> _Task directions_:
The copy you return should hold every record below word for word and no images.

> _Records shown_:

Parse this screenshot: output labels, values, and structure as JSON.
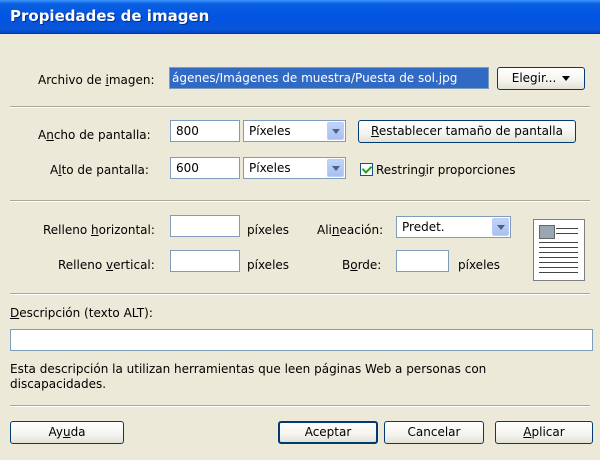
{
  "window": {
    "title": "Propiedades de imagen"
  },
  "file": {
    "label_pre": "Archivo de ",
    "label_u": "i",
    "label_post": "magen:",
    "value": "ágenes/Imágenes de muestra/Puesta de sol.jpg",
    "choose_label": "Elegir..."
  },
  "size": {
    "width_label_pre": "A",
    "width_label_u": "n",
    "width_label_post": "cho de pantalla:",
    "width_value": "800",
    "width_unit": "Píxeles",
    "height_label_pre": "A",
    "height_label_u": "l",
    "height_label_post": "to de pantalla:",
    "height_value": "600",
    "height_unit": "Píxeles",
    "reset_label_u": "R",
    "reset_label_post": "establecer tamaño de pantalla",
    "constrain_label_pre": "Restrin",
    "constrain_label_u": "g",
    "constrain_label_post": "ir proporciones",
    "constrain_checked": true
  },
  "layout": {
    "hpad_label_pre": "Relleno ",
    "hpad_label_u": "h",
    "hpad_label_post": "orizontal:",
    "hpad_value": "",
    "hpad_unit": "píxeles",
    "vpad_label_pre": "Relleno ",
    "vpad_label_u": "v",
    "vpad_label_post": "ertical:",
    "vpad_value": "",
    "vpad_unit": "píxeles",
    "align_label_pre": "Ali",
    "align_label_u": "n",
    "align_label_post": "eación:",
    "align_value": "Predet.",
    "border_label_pre": "B",
    "border_label_u": "o",
    "border_label_post": "rde:",
    "border_value": "",
    "border_unit": "píxeles"
  },
  "alt": {
    "label_u": "D",
    "label_post": "escripción (texto ALT):",
    "value": "",
    "help": "Esta descripción la utilizan herramientas que leen páginas Web a personas con discapacidades."
  },
  "buttons": {
    "help_pre": "Ay",
    "help_u": "u",
    "help_post": "da",
    "ok": "Aceptar",
    "cancel": "Cancelar",
    "apply_u": "A",
    "apply_post": "plicar"
  }
}
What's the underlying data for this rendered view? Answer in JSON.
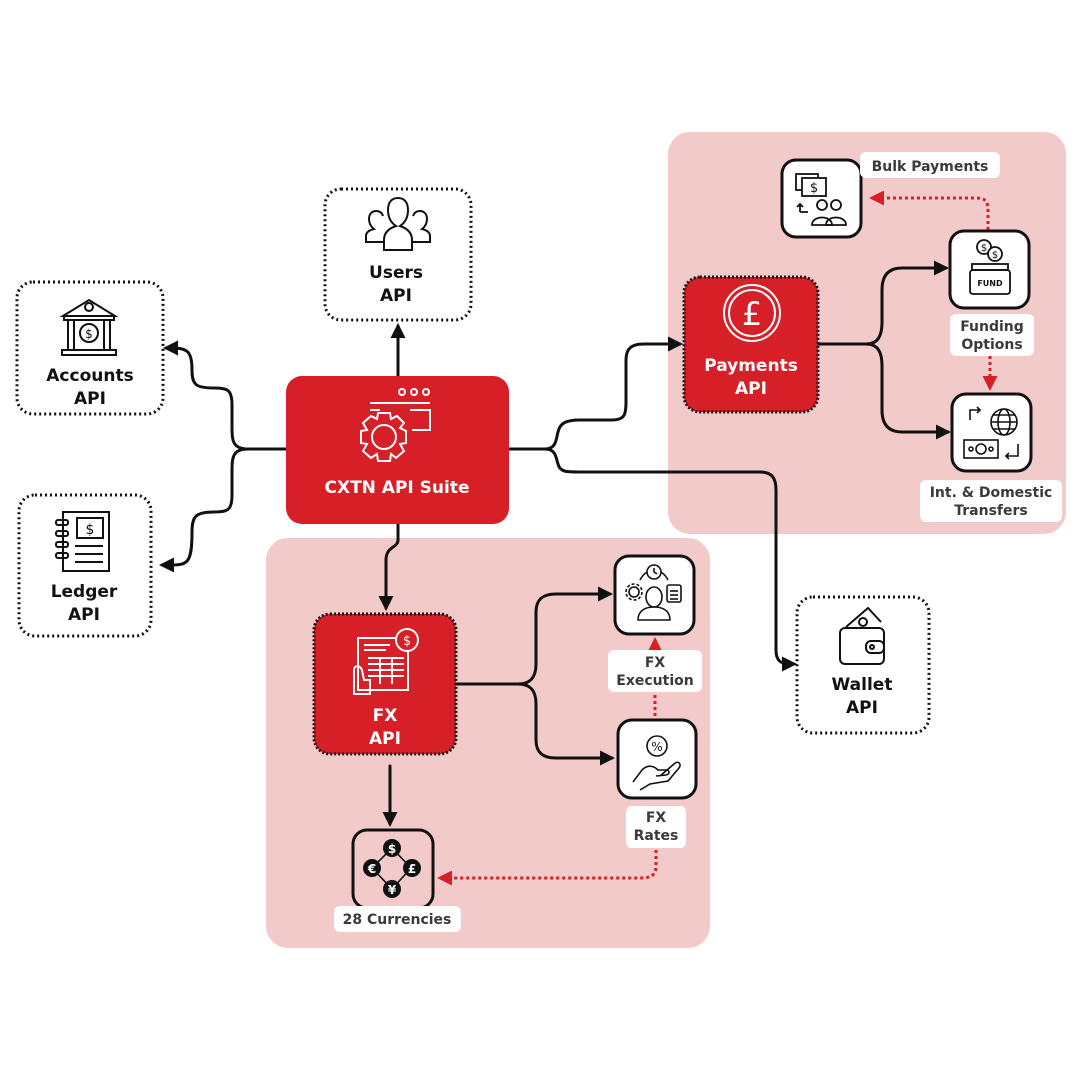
{
  "colors": {
    "brand_red": "#d71f27",
    "group_pink": "#f3caca",
    "line": "#111111",
    "dotted_arrow": "#d71f27",
    "label_bg": "#ffffff",
    "label_text": "#3a3a3a"
  },
  "hub": {
    "title": "CXTN API Suite",
    "icon": "settings-window-icon"
  },
  "apis": {
    "users": {
      "line1": "Users",
      "line2": "API",
      "icon": "users-icon"
    },
    "accounts": {
      "line1": "Accounts",
      "line2": "API",
      "icon": "bank-icon"
    },
    "ledger": {
      "line1": "Ledger",
      "line2": "API",
      "icon": "ledger-notebook-icon"
    },
    "wallet": {
      "line1": "Wallet",
      "line2": "API",
      "icon": "wallet-icon"
    },
    "payments": {
      "line1": "Payments",
      "line2": "API",
      "icon": "pound-coin-icon"
    },
    "fx": {
      "line1": "FX",
      "line2": "API",
      "icon": "invoice-dollar-icon"
    }
  },
  "payments_group": {
    "bulk_payments": {
      "label": "Bulk Payments",
      "icon": "bulk-payments-icon"
    },
    "funding_options": {
      "line1": "Funding",
      "line2": "Options",
      "icon": "fund-jar-icon",
      "jar_text": "FUND"
    },
    "transfers": {
      "line1": "Int. & Domestic",
      "line2": "Transfers",
      "icon": "global-transfer-icon"
    }
  },
  "fx_group": {
    "execution": {
      "line1": "FX",
      "line2": "Execution",
      "icon": "execution-person-icon"
    },
    "rates": {
      "line1": "FX",
      "line2": "Rates",
      "icon": "percent-hand-icon"
    },
    "currencies": {
      "label": "28 Currencies",
      "icon": "currency-exchange-icon",
      "symbols": [
        "$",
        "€",
        "£",
        "¥"
      ]
    }
  }
}
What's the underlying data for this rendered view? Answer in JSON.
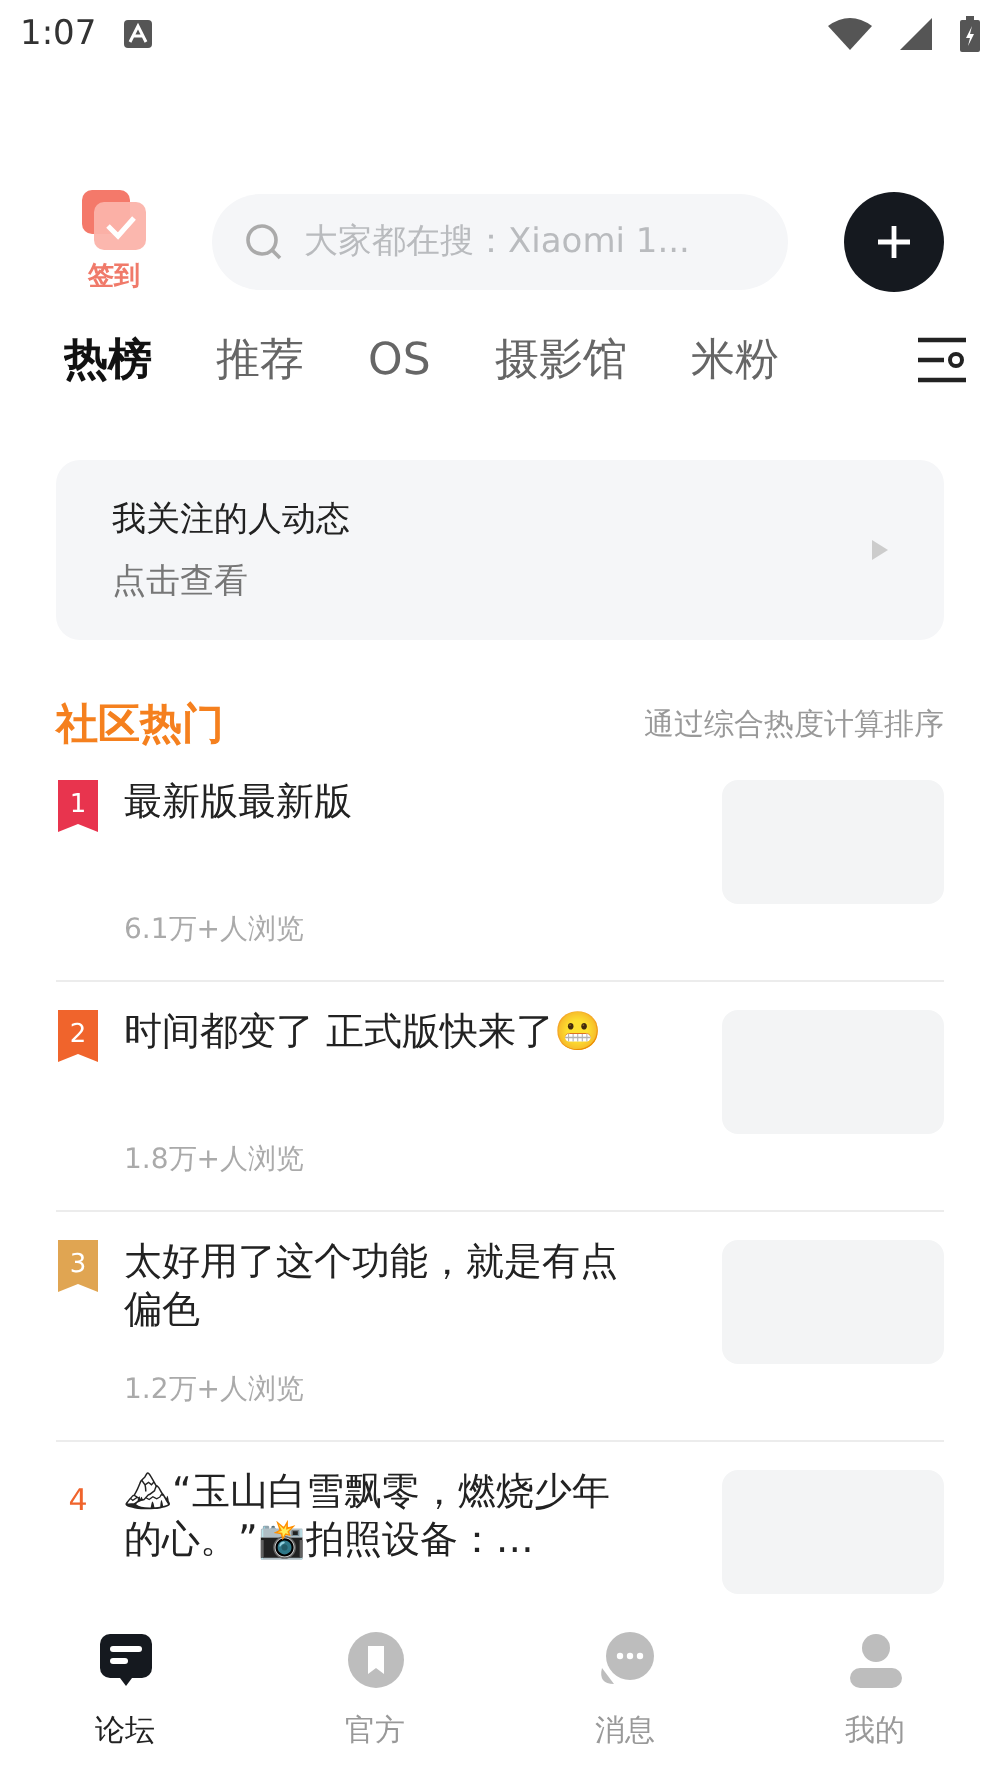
{
  "status_bar": {
    "time": "1:07"
  },
  "header": {
    "checkin_label": "签到",
    "search": {
      "placeholder": "大家都在搜：Xiaomi 1..."
    }
  },
  "tabs": [
    {
      "label": "热榜",
      "selected": true
    },
    {
      "label": "推荐",
      "selected": false
    },
    {
      "label": "OS",
      "selected": false
    },
    {
      "label": "摄影馆",
      "selected": false
    },
    {
      "label": "米粉",
      "selected": false
    }
  ],
  "follow_card": {
    "title": "我关注的人动态",
    "subtitle": "点击查看"
  },
  "section": {
    "title": "社区热门",
    "note": "通过综合热度计算排序"
  },
  "posts": [
    {
      "rank": "1",
      "kind": "ribbon",
      "color": "#e8344e",
      "title": "最新版最新版",
      "views": "6.1万+人浏览"
    },
    {
      "rank": "2",
      "kind": "ribbon",
      "color": "#f0642c",
      "title": "时间都变了 正式版快来了😬",
      "views": "1.8万+人浏览"
    },
    {
      "rank": "3",
      "kind": "ribbon",
      "color": "#e0a552",
      "title": "太好用了这个功能，就是有点偏色",
      "views": "1.2万+人浏览"
    },
    {
      "rank": "4",
      "kind": "plain",
      "color": "#f0642c",
      "title": "🏔“玉山白雪飘零，燃烧少年的心。”📸拍照设备：…"
    }
  ],
  "bottom_nav": [
    {
      "label": "论坛",
      "selected": true
    },
    {
      "label": "官方",
      "selected": false
    },
    {
      "label": "消息",
      "selected": false
    },
    {
      "label": "我的",
      "selected": false
    }
  ]
}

> _Solution below_:
Parse this screenshot: output labels, values, and structure as JSON.
{
  "window": {
    "title": "Propiedades de imagen"
  },
  "file": {
    "label_pre": "Archivo de ",
    "label_u": "i",
    "label_post": "magen:",
    "value": "ágenes/Imágenes de muestra/Puesta de sol.jpg",
    "choose_label": "Elegir..."
  },
  "size": {
    "width_label_pre": "A",
    "width_label_u": "n",
    "width_label_post": "cho de pantalla:",
    "width_value": "800",
    "width_unit": "Píxeles",
    "height_label_pre": "A",
    "height_label_u": "l",
    "height_label_post": "to de pantalla:",
    "height_value": "600",
    "height_unit": "Píxeles",
    "reset_label_u": "R",
    "reset_label_post": "establecer tamaño de pantalla",
    "constrain_label_pre": "Restrin",
    "constrain_label_u": "g",
    "constrain_label_post": "ir proporciones",
    "constrain_checked": true
  },
  "layout": {
    "hpad_label_pre": "Relleno ",
    "hpad_label_u": "h",
    "hpad_label_post": "orizontal:",
    "hpad_value": "",
    "hpad_unit": "píxeles",
    "vpad_label_pre": "Relleno ",
    "vpad_label_u": "v",
    "vpad_label_post": "ertical:",
    "vpad_value": "",
    "vpad_unit": "píxeles",
    "align_label_pre": "Ali",
    "align_label_u": "n",
    "align_label_post": "eación:",
    "align_value": "Predet.",
    "border_label_pre": "B",
    "border_label_u": "o",
    "border_label_post": "rde:",
    "border_value": "",
    "border_unit": "píxeles"
  },
  "alt": {
    "label_u": "D",
    "label_post": "escripción (texto ALT):",
    "value": "",
    "help": "Esta descripción la utilizan herramientas que leen páginas Web a personas con discapacidades."
  },
  "buttons": {
    "help_pre": "Ay",
    "help_u": "u",
    "help_post": "da",
    "ok": "Aceptar",
    "cancel": "Cancelar",
    "apply_u": "A",
    "apply_post": "plicar"
  }
}
What's the underlying data for this rendered view? Answer in JSON.
{
  "colors": {
    "brand_red": "#d71f27",
    "group_pink": "#f3caca",
    "line": "#111111",
    "dotted_arrow": "#d71f27",
    "label_bg": "#ffffff",
    "label_text": "#3a3a3a"
  },
  "hub": {
    "title": "CXTN API Suite",
    "icon": "settings-window-icon"
  },
  "apis": {
    "users": {
      "line1": "Users",
      "line2": "API",
      "icon": "users-icon"
    },
    "accounts": {
      "line1": "Accounts",
      "line2": "API",
      "icon": "bank-icon"
    },
    "ledger": {
      "line1": "Ledger",
      "line2": "API",
      "icon": "ledger-notebook-icon"
    },
    "wallet": {
      "line1": "Wallet",
      "line2": "API",
      "icon": "wallet-icon"
    },
    "payments": {
      "line1": "Payments",
      "line2": "API",
      "icon": "pound-coin-icon"
    },
    "fx": {
      "line1": "FX",
      "line2": "API",
      "icon": "invoice-dollar-icon"
    }
  },
  "payments_group": {
    "bulk_payments": {
      "label": "Bulk Payments",
      "icon": "bulk-payments-icon"
    },
    "funding_options": {
      "line1": "Funding",
      "line2": "Options",
      "icon": "fund-jar-icon",
      "jar_text": "FUND"
    },
    "transfers": {
      "line1": "Int. & Domestic",
      "line2": "Transfers",
      "icon": "global-transfer-icon"
    }
  },
  "fx_group": {
    "execution": {
      "line1": "FX",
      "line2": "Execution",
      "icon": "execution-person-icon"
    },
    "rates": {
      "line1": "FX",
      "line2": "Rates",
      "icon": "percent-hand-icon"
    },
    "currencies": {
      "label": "28 Currencies",
      "icon": "currency-exchange-icon",
      "symbols": [
        "$",
        "€",
        "£",
        "¥"
      ]
    }
  }
}
What's the underlying data for this rendered view? Answer in JSON.
{
  "status_bar": {
    "time": "1:07"
  },
  "header": {
    "checkin_label": "签到",
    "search": {
      "placeholder": "大家都在搜：Xiaomi 1..."
    }
  },
  "tabs": [
    {
      "label": "热榜",
      "selected": true
    },
    {
      "label": "推荐",
      "selected": false
    },
    {
      "label": "OS",
      "selected": false
    },
    {
      "label": "摄影馆",
      "selected": false
    },
    {
      "label": "米粉",
      "selected": false
    }
  ],
  "follow_card": {
    "title": "我关注的人动态",
    "subtitle": "点击查看"
  },
  "section": {
    "title": "社区热门",
    "note": "通过综合热度计算排序"
  },
  "posts": [
    {
      "rank": "1",
      "kind": "ribbon",
      "color": "#e8344e",
      "title": "最新版最新版",
      "views": "6.1万+人浏览"
    },
    {
      "rank": "2",
      "kind": "ribbon",
      "color": "#f0642c",
      "title": "时间都变了 正式版快来了😬",
      "views": "1.8万+人浏览"
    },
    {
      "rank": "3",
      "kind": "ribbon",
      "color": "#e0a552",
      "title": "太好用了这个功能，就是有点偏色",
      "views": "1.2万+人浏览"
    },
    {
      "rank": "4",
      "kind": "plain",
      "color": "#f0642c",
      "title": "🏔“玉山白雪飘零，燃烧少年的心。”📸拍照设备：…"
    }
  ],
  "bottom_nav": [
    {
      "label": "论坛",
      "selected": true
    },
    {
      "label": "官方",
      "selected": false
    },
    {
      "label": "消息",
      "selected": false
    },
    {
      "label": "我的",
      "selected": false
    }
  ]
}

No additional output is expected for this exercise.